Rare Israeli-Palestinian compromise raises hopes for UNESCO
Under mediation of the UN cultural agency, Israeli, Palestinian and Jordanian delegations compromised on resolutions covering the protection of Jerusalem's Old City and Palestinian education; UNESCO hopes Israel would reconsider quitting the organization.
PARIS - Israeli and Arab diplomats agreed on resolutions on Jerusalem and Palestinian education at the UN cultural agency on Wednesday, a rare show of consensus as UNESCO seeks to convince Israel to change its mind about quitting.
The United States and Israel announced a year ago that they would quit UNESCO at the end of 2018 over what they described as persistent anti-Israeli bias.
France's Audrey Azoulay, who was named days later as the head of the body, has sought to persuade them to reconsider. She has pledged to restore the relevance of the Paris-based body but has been hobbled by regional rivalries and a lack of money.
Under UNESCO's mediation, the Israeli, Palestinian and Jordanian delegations compromised on resolutions covering the protection of Jerusalem's Old City and Palestinian education.
The texts promote schools and training programs, while divisive issues were set aside in annexes of the agreements.

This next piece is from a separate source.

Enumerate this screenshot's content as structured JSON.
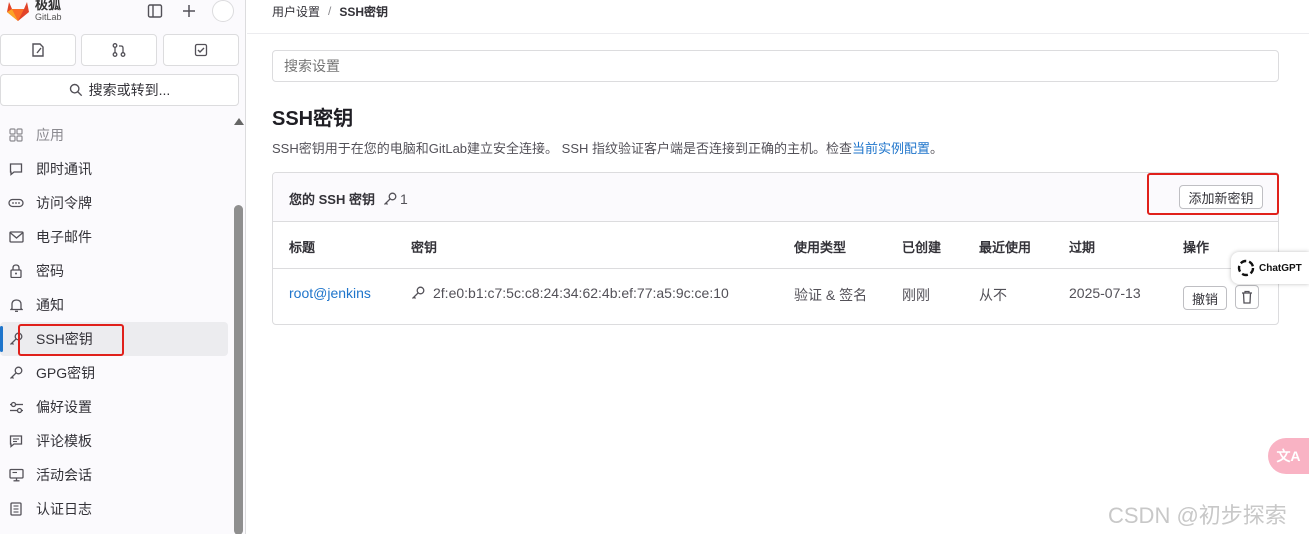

Two European diplomats said the compromises had raised hopes that Israel could be persuaded to postpone or even cancel its decision to quit. In the meanwhile, passing a resolution would allow stalled UNESCO projects to continue by setting aside the disputes.
"UNESCO is playing on diplomatic ambiguity to get the ball rolling again," said one of the diplomats.
When asked whether Israel would reconsider its decision to quit UNESCO, an Israeli Foreign Ministry spokesman declined to comment.
The texts are set to be reviewed again in April, after Israel is due to leave the organization.
In a statement, Azoulay said the compromise "reminds us of the need to sit around the table here at UNESCO and show goodwill. These are the foundations of the consensus reached again today."
Israeli-Palestinian peace talks have been suspended since 2014 and efforts to revive them have not been successful.
The Palestinians were admitted to UNESCO in 2011, against objections from Israel, which argues that Palestine should not be admitted as a member state of UN bodies until it achieves statehood through an agreed process at the end of talks.
Prime Minister Benjamin Netanyahu said in September that UNESCO, whose full name is the United Nations Educational, Scientific and Cultural Organization, should stop passing resolutions that "deny the connection between the Jewish people and the Land of Israel, between the Jewish people and our eternal capital."
A UNESCO diplomatic source said the compromise showed that Israel and the United States should reconsider quitting, given years of previous stalemate at the body.
"There is a real question here for the Americans and especially for the Israelis to see what conclusions they draw from this decision," the source said